Now that they’ll be without an important three-point shooter, we’ll see if the Pelicans’ approach to building the back of their roster is affected at all. Kenrich Williams may be more likely to earn one of the final two slots on the 15-man roster, given his potential to stretch the floor (he was a 39.5% three-point shooter in his final college season in 2017/18).
There are still some solid shooters on the free agent market too, if the Pelicans want to go in that direction. A veteran like Jodie Meeks or John Jenkins could be a fit, and it’s worth noting that new head of basketball operations David Griffin has a history with former Cavs guard J.R. Smith, who remains unsigned.
Currently, no one on the Spurs‘ roster has a guaranteed contract beyond 2020/21. That could change this offseason though if the team locks up Murray to a rookie scale extension or DeRozan to a new veteran deal.
Murray looks to me like the stronger candidate for an extension, but an August report indicated that San Antonio hasn’t ruled out the possibility of offering DeRozan a maximum contract extension. The shooting guard would be eligible for a starting salary of up to about $33.3MM for the 2020/21 season, with annual raises increasing the value of the deal from there.

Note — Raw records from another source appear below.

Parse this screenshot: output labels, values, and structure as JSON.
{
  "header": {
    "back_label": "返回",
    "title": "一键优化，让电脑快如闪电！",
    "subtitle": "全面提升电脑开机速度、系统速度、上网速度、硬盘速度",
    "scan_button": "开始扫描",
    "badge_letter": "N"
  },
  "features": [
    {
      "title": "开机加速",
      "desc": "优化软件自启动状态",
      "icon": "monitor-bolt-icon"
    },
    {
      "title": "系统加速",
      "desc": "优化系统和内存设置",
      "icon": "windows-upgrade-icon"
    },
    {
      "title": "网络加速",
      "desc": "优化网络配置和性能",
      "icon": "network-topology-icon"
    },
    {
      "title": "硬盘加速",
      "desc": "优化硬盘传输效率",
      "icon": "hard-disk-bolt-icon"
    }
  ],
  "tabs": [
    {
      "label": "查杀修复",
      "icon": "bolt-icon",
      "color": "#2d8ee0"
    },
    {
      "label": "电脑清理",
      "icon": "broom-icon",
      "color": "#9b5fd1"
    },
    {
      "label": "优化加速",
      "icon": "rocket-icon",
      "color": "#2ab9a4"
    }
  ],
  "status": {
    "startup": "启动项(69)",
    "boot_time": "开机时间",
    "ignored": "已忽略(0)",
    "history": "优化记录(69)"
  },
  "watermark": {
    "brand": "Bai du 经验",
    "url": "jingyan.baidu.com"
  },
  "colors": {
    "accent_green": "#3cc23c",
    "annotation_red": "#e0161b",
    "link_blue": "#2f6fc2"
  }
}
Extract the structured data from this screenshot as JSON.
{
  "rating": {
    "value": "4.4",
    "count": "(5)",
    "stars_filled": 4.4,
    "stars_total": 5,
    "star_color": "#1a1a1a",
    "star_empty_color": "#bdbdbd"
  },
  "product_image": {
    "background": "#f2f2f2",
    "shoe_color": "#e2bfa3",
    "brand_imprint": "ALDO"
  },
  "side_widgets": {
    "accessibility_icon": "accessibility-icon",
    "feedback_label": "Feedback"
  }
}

A new contract for Murray wouldn’t be nearly that expensive, and could be an intriguing gamble for the Spurs if the young guard is open to signing at a relatively team-friendly rate. Before he tore his ACL last fall, Murray was viewed as one of the NBA’s prime breakout candidates — San Antonio will be hoping that breakout season was just delayed by a year.
Photos courtesy of USA Today Sports Images.